However, the index remains 18.4% lower this year to date, reflecting investors' continued sense of caution amid the lingering uncertainty surrounding the pandemic so much so that the Bank of England (BOE) and the Exchequer remain on their toes.
While the BOE kept the bank rate unchanged at a record low 0.1% at its latest meeting in June, it increased its GILT purchases by £100 billion - taking the total stock of asset purchases to £745 billion - and declared that it stands ready to take further actions if necessary.
More recently, the chancellor of the Exchequer, Rishi Sunak, announced a package of measures to support the labour market.

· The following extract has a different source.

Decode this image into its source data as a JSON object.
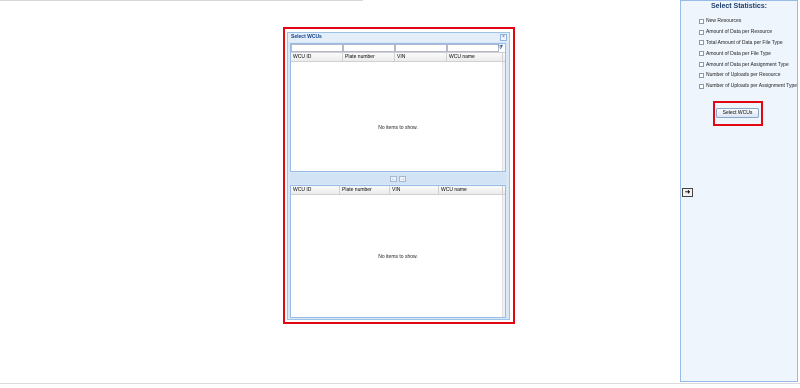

"A Plan for Jobs" contained three basic initiatives:
- Supporting jobs. "UK Employers will receive a one-off bonus of £1,000 for each furloughed employee who is still employed as of 31 January 2021."
- Creating jobs. "The plan will also create tens of thousands of jobs through bringing forward work on £8.8 billion of new infrastructure, decarbonisation and maintenance projects."
- Protecting jobs. "...the Government's new Eat Out to Help Out discount scheme will provide a 50% reduction for sit-down meals in cafes, restaurants and pubs across the UK from Monday to Wednesday every week throughout August 2020."
"The rate of VAT applied on most tourism and hospitality-related activities will also be cut from 20% to 5%."
"...we're introducing a temporary increase to the Nil Rate Band of Residential SDLT (Stamp Duty) from £125,000 to £500,000 until 31 March 2021."
This would go a long way towards supporting the labour market and the overall economy.
Read our full COVID-19 news coverage and analysis here.